Mini Nano for Wimps



Some of my friends are doing Nano -- setting themselves the challenge of writing 50K in a month.

I'm not so brave. I've set myself the challenge of writing 25K, a Mini Nano.

I could list my excuses but I won't. We all have work and families.

I've started a new job and find it eats into my time, much more than 'two days a week' should. So I've started carrying around a little laptop. I call it 'Baby Bug'. My sons laugh at me. But it helps having a lap top that's small enough to fit in my bag. I can pull it out anywhere and start writing.

I know a friend who goes to a coffee shop, so she has coffee on tap, and no family interruptions.

What do you do to keep up your word count? Do you set mini goals, like my Mini Nano? Do you carry around a note pad, or a lap top? Do you run away to write?

14 comments:

C Kelsey said...

I run away. Coffee shop, park, anywhere but home. When I'm home there's TV, and neighbors being noisy, and books that I still need to read... too many distractions. And in the evenings it's easier to run out somewhere and write rather than sit down in my "comfy chair" and promptly fall asleep.

Amanda Green said...

Rowena, I tried the NaNo thing a couple of years ago and failed miserably. This year I'm trying something a bit different. A local author has set up a yahoo group and is currently running what she calls a first draft challenge. Each day she lists a target number of words -- and the number changes daily. If you do more, you "bank" the extra. The goal is to make sure you write daily. The twist on it is that if you are doing edits, you have a target number of pages per day. To keep things interesting, you post your daily totals which brings in a bit of competition to keep hitting the goals since others are as well.

That said, I also have a netbook I carry with me, along with a journal.

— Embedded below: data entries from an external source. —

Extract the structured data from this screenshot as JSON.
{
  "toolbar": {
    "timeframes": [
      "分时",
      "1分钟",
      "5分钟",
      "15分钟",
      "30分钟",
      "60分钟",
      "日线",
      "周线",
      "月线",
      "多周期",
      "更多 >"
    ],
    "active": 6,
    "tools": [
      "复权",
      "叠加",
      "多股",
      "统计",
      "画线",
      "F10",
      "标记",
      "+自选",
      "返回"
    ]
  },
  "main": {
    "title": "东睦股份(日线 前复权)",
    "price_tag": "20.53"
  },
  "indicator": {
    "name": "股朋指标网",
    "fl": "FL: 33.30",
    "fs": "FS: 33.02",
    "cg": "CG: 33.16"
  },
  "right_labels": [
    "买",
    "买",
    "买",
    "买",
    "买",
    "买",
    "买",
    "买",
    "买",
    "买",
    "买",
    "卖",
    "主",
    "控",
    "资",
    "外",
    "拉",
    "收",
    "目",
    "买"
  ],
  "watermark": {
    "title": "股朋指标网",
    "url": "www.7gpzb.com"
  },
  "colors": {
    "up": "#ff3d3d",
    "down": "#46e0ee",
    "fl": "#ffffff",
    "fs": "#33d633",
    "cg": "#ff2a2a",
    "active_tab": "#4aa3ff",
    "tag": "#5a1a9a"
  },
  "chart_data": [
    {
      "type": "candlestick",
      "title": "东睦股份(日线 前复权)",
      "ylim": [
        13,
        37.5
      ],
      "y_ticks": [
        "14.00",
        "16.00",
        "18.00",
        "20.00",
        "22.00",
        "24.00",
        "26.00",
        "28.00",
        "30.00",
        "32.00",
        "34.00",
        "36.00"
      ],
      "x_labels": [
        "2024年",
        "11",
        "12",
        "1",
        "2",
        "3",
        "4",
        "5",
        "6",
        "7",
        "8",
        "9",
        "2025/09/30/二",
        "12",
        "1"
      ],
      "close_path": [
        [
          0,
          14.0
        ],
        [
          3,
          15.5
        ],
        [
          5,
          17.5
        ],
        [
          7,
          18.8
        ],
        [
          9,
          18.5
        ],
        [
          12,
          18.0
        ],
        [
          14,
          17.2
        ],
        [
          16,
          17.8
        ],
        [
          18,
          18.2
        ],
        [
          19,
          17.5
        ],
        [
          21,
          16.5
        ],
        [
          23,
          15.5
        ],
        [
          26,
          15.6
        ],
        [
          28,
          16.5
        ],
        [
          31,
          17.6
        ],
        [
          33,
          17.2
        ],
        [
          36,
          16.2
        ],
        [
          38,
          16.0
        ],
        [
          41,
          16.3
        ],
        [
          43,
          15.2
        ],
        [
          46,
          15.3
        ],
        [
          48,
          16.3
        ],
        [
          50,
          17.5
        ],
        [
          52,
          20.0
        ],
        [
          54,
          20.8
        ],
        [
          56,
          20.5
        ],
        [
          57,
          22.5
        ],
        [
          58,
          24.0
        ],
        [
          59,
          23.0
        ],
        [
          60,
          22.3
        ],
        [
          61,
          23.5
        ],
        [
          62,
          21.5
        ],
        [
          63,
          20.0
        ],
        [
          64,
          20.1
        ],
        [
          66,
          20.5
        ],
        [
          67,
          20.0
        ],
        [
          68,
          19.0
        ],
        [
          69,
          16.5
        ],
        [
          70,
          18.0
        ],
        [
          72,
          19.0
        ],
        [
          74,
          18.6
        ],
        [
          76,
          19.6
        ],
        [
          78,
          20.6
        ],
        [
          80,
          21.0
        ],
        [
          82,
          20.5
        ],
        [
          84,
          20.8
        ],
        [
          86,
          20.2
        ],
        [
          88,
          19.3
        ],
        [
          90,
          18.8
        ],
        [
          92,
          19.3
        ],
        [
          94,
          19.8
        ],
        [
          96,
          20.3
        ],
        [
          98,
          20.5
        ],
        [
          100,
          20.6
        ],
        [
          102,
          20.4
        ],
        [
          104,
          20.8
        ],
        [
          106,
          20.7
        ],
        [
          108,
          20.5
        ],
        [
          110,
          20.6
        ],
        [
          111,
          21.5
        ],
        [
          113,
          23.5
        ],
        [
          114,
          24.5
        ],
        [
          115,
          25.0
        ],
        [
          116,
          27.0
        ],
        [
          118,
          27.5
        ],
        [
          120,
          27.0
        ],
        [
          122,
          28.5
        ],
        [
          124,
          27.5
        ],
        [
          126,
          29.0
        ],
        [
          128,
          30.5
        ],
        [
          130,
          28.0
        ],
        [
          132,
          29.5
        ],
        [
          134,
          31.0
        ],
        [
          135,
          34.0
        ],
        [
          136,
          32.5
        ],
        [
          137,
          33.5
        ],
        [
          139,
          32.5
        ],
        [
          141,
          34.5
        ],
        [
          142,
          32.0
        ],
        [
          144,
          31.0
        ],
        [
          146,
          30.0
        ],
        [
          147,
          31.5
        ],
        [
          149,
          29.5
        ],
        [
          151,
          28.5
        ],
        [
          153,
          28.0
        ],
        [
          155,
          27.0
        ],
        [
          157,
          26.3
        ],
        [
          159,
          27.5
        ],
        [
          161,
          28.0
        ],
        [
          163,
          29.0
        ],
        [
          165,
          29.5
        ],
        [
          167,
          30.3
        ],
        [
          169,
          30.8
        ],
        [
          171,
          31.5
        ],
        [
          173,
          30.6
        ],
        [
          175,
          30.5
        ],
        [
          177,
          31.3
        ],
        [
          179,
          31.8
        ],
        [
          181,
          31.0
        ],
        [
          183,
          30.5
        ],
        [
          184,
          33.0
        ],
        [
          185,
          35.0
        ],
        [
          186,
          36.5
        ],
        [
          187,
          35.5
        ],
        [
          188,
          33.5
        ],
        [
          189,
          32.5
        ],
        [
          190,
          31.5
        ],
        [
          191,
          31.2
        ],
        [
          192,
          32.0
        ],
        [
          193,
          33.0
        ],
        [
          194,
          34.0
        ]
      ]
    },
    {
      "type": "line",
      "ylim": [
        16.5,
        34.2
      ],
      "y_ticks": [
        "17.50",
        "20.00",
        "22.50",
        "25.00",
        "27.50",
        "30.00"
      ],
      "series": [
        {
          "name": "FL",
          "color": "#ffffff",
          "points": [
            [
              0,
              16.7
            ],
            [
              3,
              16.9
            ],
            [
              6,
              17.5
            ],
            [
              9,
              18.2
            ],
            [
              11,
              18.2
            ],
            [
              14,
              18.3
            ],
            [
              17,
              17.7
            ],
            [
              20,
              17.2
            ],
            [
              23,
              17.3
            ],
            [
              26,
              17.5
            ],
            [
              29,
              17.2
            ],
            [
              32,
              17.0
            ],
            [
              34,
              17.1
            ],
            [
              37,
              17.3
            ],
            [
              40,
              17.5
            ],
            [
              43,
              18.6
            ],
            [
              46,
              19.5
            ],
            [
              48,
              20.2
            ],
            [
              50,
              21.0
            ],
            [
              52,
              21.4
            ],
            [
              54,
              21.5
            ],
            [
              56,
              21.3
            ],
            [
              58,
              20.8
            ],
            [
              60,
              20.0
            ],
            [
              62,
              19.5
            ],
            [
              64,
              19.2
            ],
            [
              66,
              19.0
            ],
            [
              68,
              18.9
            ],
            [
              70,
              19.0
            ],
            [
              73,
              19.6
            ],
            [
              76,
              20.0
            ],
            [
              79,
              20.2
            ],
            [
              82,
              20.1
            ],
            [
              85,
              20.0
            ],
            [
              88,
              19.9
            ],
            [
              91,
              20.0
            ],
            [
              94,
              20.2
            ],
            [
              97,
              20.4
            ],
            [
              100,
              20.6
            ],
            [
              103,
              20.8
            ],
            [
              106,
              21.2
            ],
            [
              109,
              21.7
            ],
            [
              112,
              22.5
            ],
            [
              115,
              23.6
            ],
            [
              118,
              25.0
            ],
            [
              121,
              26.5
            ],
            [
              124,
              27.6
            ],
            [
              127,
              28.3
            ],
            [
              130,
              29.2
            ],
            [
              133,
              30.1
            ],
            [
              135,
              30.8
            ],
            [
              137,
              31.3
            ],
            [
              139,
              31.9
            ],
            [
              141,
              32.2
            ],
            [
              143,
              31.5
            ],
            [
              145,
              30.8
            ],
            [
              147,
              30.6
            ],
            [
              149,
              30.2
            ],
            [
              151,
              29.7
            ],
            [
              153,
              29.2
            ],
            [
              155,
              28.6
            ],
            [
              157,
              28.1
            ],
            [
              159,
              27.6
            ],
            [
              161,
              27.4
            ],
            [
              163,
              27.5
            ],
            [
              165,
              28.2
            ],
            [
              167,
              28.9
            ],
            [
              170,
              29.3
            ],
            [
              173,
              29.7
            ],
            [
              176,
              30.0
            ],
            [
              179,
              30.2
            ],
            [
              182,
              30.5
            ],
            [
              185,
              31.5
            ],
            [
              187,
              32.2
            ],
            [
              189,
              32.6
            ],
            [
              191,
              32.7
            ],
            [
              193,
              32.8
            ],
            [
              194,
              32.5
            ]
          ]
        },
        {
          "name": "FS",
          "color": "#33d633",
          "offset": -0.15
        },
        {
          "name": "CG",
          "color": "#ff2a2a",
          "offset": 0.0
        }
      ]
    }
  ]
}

Add in my Kindle that has anything I might be editing on it. Basically, I guess I try to do all you asked about, including running away whenever I have the chance. Of course, I also have Sarah and Kate standing behind me, threatening to kick me if I don't write, so.... ;-p

matapam said...

The Empty Nest is a writer friendly environment. I tend to den up and write. When I'm out, I get ideas, or organize scenes that I'll commit to electrons later.

I keep up my word count by threatening to make myself clean something, or read slush.

C Kelsey said...

I'm actually looking forward to my offices mandatory shutdown over Christmas and New Years. I'm flying home to California where there is going to be a nice fire place going every night. I sit cross-legged in front of that and write. :)

Rowena Cory Daniells said...

Kelsey, I have been so tempted to run away. A couple of times Residencies have come up and I've seriously considered them.

Rowena Cory Daniells said...

Amanda,

I'd rather be editing, than writing first draft for Nano. I find first draft a bit like bungee jumping without the rope.

Rowena Cory Daniells said...

Matapam,

I'd love an empty nest, or at least an emptier nest. At the moment we have all 6 children still at home and an extra!

Rowena Cory Daniells said...

Kelsey,

One of these days I'd love to have a cold Christmas. Here, in Australia, we have Christmas in July so people can enjoy hot food and snuggling!

Kate said...

My goal, such as it is, is to write something every day.

The something can be pretty small some days, depending on what else hits me, but it accumulates.

I usually sneak time in between other stuff.

C Kelsey said...

Rowena, The fire place is amazing. You ever make it to the States in December let me know and I'll find some place nice and cold for Christmas for you. ;)

Rowena Cory Daniells said...

Kate, writing something every day adds up.

The only problem is maintaining that 'head-space' if you know what I mean.

Rowena Cory Daniells said...

Ooh, Kelsey, that is sooo tempting!

Kate said...

Actually Rowena, unless things are really bad my biggest issue is keeping the head-space from bleeding out elsewhere. It's a tad awkward to try to explain to your co-worker that it really isn't what it looked like and you were just working on a battle scene during your lunch break!

I can't write the ::ahem:: warmer scenes at work. It's far too dangerous.

Rowena Cory Daniells said...

Oh dear, Kate.

If a story is that powerful, it needs to be written!